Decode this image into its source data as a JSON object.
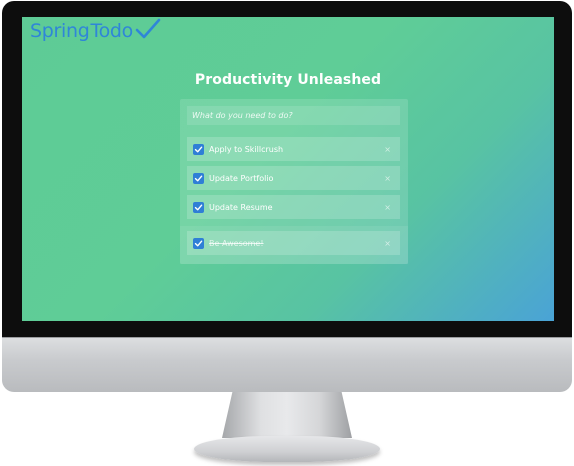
{
  "logo": {
    "part1": "Spring",
    "part2": "Todo",
    "check_icon": "checkmark-icon",
    "color": "#2f86d8"
  },
  "app": {
    "title": "Productivity Unleashed"
  },
  "new_todo": {
    "placeholder": "What do you need to do?",
    "value": ""
  },
  "todos": [
    {
      "label": "Apply to Skillcrush",
      "checked": true,
      "remove_label": "×"
    },
    {
      "label": "Update Portfolio",
      "checked": true,
      "remove_label": "×"
    },
    {
      "label": "Update Resume",
      "checked": true,
      "remove_label": "×"
    }
  ],
  "completed_todos": [
    {
      "label": "Be Awesome!",
      "checked": true,
      "remove_label": "×"
    }
  ],
  "colors": {
    "screen_gradient_start": "#5ecb96",
    "screen_gradient_end": "#4aa3d6",
    "checkbox": "#2f7fd6"
  }
}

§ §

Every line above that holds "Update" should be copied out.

Response below:
      "label": "Update Portfolio",
      "label": "Update Resume",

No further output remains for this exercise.